SUPPLIED RECORDS:

= = = = = = =

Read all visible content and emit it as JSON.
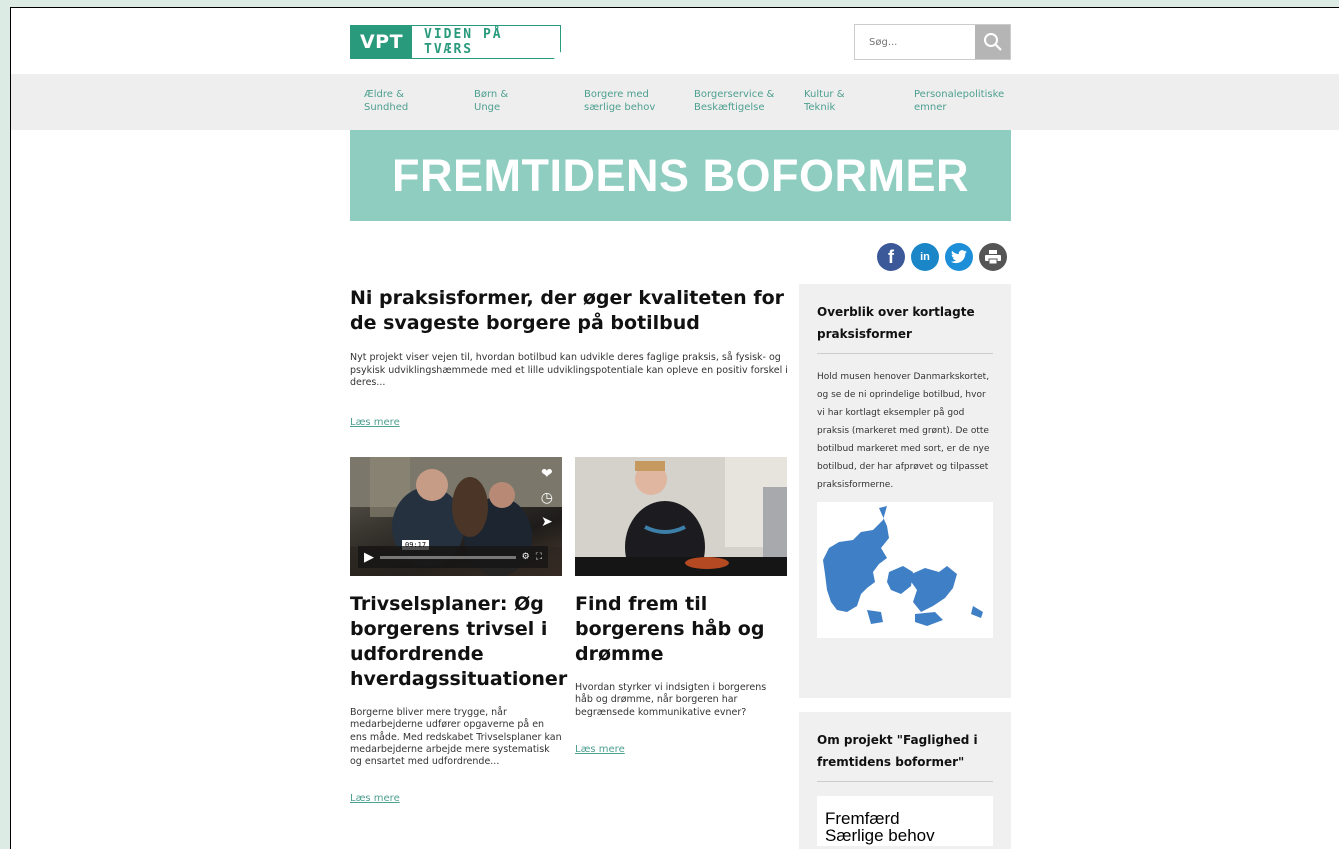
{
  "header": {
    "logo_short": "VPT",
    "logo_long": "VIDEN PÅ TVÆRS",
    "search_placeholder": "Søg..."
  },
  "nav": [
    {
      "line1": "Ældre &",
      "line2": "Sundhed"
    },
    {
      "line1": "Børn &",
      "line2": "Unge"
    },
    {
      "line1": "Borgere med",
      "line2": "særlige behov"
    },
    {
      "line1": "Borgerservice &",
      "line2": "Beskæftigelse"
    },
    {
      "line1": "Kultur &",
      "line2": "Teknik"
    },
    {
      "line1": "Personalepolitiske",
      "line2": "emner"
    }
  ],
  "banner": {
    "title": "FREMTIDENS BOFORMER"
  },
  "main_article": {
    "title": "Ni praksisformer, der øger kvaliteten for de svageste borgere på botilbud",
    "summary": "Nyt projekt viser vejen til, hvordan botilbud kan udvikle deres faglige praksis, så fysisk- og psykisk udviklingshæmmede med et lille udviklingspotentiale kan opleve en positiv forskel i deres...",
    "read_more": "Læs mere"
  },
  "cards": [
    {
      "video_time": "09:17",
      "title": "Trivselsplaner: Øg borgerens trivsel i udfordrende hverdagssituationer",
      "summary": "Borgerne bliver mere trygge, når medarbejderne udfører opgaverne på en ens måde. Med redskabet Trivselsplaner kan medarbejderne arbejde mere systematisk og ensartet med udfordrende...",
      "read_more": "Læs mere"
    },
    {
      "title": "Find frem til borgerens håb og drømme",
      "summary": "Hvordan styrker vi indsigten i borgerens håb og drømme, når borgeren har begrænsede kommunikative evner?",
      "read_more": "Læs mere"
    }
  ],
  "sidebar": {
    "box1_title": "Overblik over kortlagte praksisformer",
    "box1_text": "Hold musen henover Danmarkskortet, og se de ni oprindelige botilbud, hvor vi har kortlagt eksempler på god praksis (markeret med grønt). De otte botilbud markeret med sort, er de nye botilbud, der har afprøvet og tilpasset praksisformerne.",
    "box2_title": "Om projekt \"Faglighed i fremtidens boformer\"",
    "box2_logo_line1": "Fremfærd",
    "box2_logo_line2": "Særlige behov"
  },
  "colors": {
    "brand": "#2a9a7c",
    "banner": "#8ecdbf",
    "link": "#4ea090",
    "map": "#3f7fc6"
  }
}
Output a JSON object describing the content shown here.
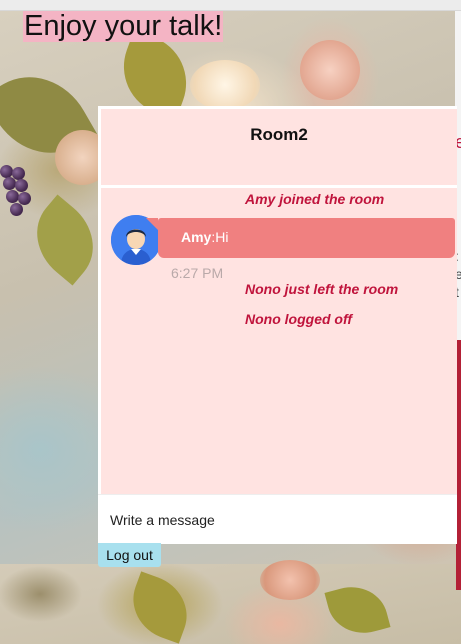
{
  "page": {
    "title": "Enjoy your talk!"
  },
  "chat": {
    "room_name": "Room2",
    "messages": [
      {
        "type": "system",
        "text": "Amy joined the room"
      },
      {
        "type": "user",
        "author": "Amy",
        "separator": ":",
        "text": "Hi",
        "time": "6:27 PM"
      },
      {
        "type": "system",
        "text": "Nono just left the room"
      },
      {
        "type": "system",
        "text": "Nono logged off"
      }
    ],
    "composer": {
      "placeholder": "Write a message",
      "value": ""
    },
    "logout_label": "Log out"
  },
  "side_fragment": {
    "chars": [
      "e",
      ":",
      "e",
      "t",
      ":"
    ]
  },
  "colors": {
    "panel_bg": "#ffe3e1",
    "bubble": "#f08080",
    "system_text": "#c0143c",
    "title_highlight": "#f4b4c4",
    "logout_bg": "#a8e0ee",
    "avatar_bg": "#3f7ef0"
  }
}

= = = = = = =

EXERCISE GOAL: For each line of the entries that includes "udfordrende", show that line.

REPLY:
      "title": "Trivselsplaner: Øg borgerens trivsel i udfordrende hverdagssituationer",
      "summary": "Borgerne bliver mere trygge, når medarbejderne udfører opgaverne på en ens måde. Med redskabet Trivselsplaner kan medarbejderne arbejde mere systematisk og ensartet med udfordrende...",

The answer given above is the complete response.